“It’s crazy how fast it’s growing,” said Spears, who earned more money so far this season than he did in all of 2014, his first year in Vegas. “As a bull rider, you’re not necessarily looking at the money; the reason you ride bulls is because you have a passion for it. The fact that it’s growing more each year is exciting.
“It makes me appreciate the rodeo committees, the sponsors and everybody that’s put into the sport to make it grow, how much more comfortable you can live riding bulls and doing it for a career. It makes me very thankful that it’s growing while I’m still part of it.”
He is just in his sixth year of professional rodeo, but Spears has been around the game all his life. His father, Randy, was an all-around cowboy – roping, riding and steer wrestling through his career.
“It inspires me to know my dad was so competitive that it makes me want to be just as good or better than in competing in multiple events,” he said, noting that he’d like to battle for all-around titles as well. “His hard work in guiding me and coaching me makes me want to do good and make him proud.
“I saw my dad compete when I was younger, but being raised around rodeo is the reason I have a passion for it. Being in the Western lifestyle, I was never forced to rodeo, but I just started doing it and fell in love with it, so I have the passion, drive and talent to do it.”

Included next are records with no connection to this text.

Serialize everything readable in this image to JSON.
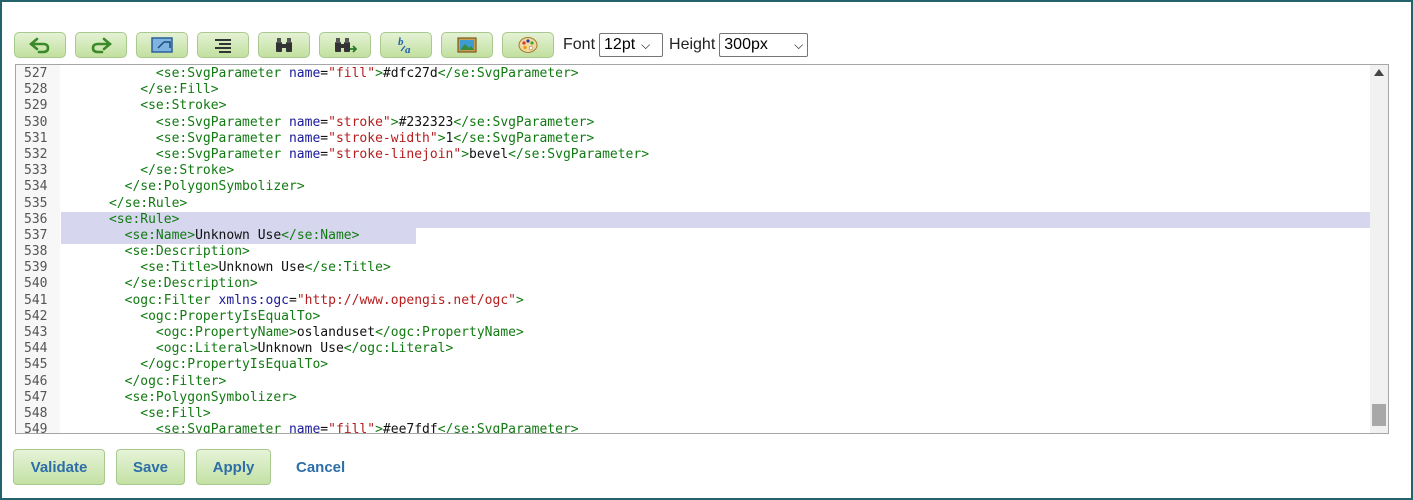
{
  "toolbar": {
    "buttons": [
      {
        "icon": "undo-icon"
      },
      {
        "icon": "redo-icon"
      },
      {
        "icon": "fullscreen-icon"
      },
      {
        "icon": "format-align-icon"
      },
      {
        "icon": "search-icon"
      },
      {
        "icon": "search-replace-icon"
      },
      {
        "icon": "font-size-icon"
      },
      {
        "icon": "picture-icon"
      },
      {
        "icon": "palette-icon"
      }
    ],
    "font_label": "Font",
    "font_value": "12pt",
    "height_label": "Height",
    "height_value": "300px"
  },
  "editor": {
    "lines": [
      {
        "n": "527",
        "code": "            <se:SvgParameter name=\"fill\">#dfc27d</se:SvgParameter>"
      },
      {
        "n": "528",
        "code": "          </se:Fill>"
      },
      {
        "n": "529",
        "code": "          <se:Stroke>"
      },
      {
        "n": "530",
        "code": "            <se:SvgParameter name=\"stroke\">#232323</se:SvgParameter>"
      },
      {
        "n": "531",
        "code": "            <se:SvgParameter name=\"stroke-width\">1</se:SvgParameter>"
      },
      {
        "n": "532",
        "code": "            <se:SvgParameter name=\"stroke-linejoin\">bevel</se:SvgParameter>"
      },
      {
        "n": "533",
        "code": "          </se:Stroke>"
      },
      {
        "n": "534",
        "code": "        </se:PolygonSymbolizer>"
      },
      {
        "n": "535",
        "code": "      </se:Rule>"
      },
      {
        "n": "536",
        "code": "      <se:Rule>"
      },
      {
        "n": "537",
        "code": "        <se:Name>Unknown Use</se:Name>"
      },
      {
        "n": "538",
        "code": "        <se:Description>"
      },
      {
        "n": "539",
        "code": "          <se:Title>Unknown Use</se:Title>"
      },
      {
        "n": "540",
        "code": "        </se:Description>"
      },
      {
        "n": "541",
        "code": "        <ogc:Filter xmlns:ogc=\"http://www.opengis.net/ogc\">"
      },
      {
        "n": "542",
        "code": "          <ogc:PropertyIsEqualTo>"
      },
      {
        "n": "543",
        "code": "            <ogc:PropertyName>oslanduset</ogc:PropertyName>"
      },
      {
        "n": "544",
        "code": "            <ogc:Literal>Unknown Use</ogc:Literal>"
      },
      {
        "n": "545",
        "code": "          </ogc:PropertyIsEqualTo>"
      },
      {
        "n": "546",
        "code": "        </ogc:Filter>"
      },
      {
        "n": "547",
        "code": "        <se:PolygonSymbolizer>"
      },
      {
        "n": "548",
        "code": "          <se:Fill>"
      },
      {
        "n": "549",
        "code": "            <se:SvgParameter name=\"fill\">#ee7fdf</se:SvgParameter>"
      }
    ],
    "selected_lines": [
      "536",
      "537"
    ]
  },
  "actions": {
    "validate": "Validate",
    "save": "Save",
    "apply": "Apply",
    "cancel": "Cancel"
  },
  "colors": {
    "tag": "#127a12",
    "attribute": "#1a1a9b",
    "value": "#b51d1d",
    "selection": "#d6d6ef",
    "button_text": "#2d6ea8",
    "frame": "#24636b"
  }
}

He’s the middle child of five kids in his family, which includes two older sisters, a younger sister and a younger half-brother. It was a common upbringing, getting picked on a bit by his older siblings and working and playing outside most days. Life in rural America wasn’t about video games and social media.
“Growing up on a farm definitely makes you into a different breed as a person with the responsibilities you have,” Spears said. “It’s not all about you, and you have to take care of yourself in a certain way. It definitely gave me a mental toughness. You have to work at stuff, because nothing was ever handed to you. I’m glad I had that when I was growing up.”
That work ethic has shaped him into the cowboy he is today, and he has an opportunity to share it before a national television audience and about 17,000 fans a night that pack into the Thomas & Mack Center in Las Vegas. After missing that atmosphere last December, he’s excited to be part of that ambience in 2019.
“It gives you perspective,” he said. “In 2015 when I had to have shoulder surgery and had to take the whole year off, it definitely made me look at rodeo and bull riding differently. When you can’t do something you have a passion for, it lights a different type of fire in you.”